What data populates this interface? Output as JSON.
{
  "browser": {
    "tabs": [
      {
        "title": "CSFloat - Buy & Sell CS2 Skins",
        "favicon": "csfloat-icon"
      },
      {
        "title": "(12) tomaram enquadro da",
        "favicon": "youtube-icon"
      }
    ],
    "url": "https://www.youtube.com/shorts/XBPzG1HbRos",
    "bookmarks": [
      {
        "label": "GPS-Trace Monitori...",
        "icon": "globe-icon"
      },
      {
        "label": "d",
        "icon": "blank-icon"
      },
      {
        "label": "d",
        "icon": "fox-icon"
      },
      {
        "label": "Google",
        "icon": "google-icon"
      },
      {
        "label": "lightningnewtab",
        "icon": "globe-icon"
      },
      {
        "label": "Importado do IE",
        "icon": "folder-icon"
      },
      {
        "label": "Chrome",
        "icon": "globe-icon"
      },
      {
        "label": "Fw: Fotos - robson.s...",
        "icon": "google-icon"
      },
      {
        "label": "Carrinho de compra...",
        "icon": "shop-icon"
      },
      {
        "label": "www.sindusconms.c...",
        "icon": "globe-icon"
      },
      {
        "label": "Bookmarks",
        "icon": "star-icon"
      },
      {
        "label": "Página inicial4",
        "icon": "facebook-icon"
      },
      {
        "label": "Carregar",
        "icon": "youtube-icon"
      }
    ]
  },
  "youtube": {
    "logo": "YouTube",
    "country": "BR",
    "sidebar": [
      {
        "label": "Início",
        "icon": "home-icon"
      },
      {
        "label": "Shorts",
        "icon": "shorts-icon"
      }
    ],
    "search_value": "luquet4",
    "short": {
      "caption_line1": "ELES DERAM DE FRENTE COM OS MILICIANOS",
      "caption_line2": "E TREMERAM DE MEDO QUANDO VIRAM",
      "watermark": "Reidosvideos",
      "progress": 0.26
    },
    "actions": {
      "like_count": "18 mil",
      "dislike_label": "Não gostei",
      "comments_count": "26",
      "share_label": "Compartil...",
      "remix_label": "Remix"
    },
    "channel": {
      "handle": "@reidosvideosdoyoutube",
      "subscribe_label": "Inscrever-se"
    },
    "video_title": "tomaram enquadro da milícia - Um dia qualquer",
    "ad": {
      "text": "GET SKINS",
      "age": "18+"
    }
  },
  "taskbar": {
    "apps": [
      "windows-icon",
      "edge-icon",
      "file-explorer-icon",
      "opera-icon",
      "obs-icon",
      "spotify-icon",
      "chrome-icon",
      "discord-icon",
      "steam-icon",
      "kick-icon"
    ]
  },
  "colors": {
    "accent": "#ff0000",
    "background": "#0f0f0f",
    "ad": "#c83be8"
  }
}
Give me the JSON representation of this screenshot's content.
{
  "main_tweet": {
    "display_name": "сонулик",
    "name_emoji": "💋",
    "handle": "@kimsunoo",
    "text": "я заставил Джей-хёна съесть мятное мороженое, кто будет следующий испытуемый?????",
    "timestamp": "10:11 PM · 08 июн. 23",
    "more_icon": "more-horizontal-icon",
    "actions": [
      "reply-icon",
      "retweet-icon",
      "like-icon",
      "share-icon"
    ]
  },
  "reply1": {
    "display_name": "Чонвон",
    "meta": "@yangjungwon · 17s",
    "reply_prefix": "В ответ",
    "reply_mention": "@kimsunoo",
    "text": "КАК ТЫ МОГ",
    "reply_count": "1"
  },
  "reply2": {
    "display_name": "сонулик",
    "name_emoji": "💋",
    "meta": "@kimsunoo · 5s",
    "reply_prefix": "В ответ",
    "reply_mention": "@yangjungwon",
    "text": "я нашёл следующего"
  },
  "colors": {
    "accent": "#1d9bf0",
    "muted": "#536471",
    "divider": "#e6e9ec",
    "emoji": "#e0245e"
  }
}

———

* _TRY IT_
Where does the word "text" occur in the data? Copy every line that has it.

* _RESPONSE AREA_
      "text": "GET SKINS",
    "text": "я заставил Джей-хёна съесть мятное мороженое, кто будет следующий испытуемый?????",
    "text": "КАК ТЫ МОГ",
    "text": "я нашёл следующего"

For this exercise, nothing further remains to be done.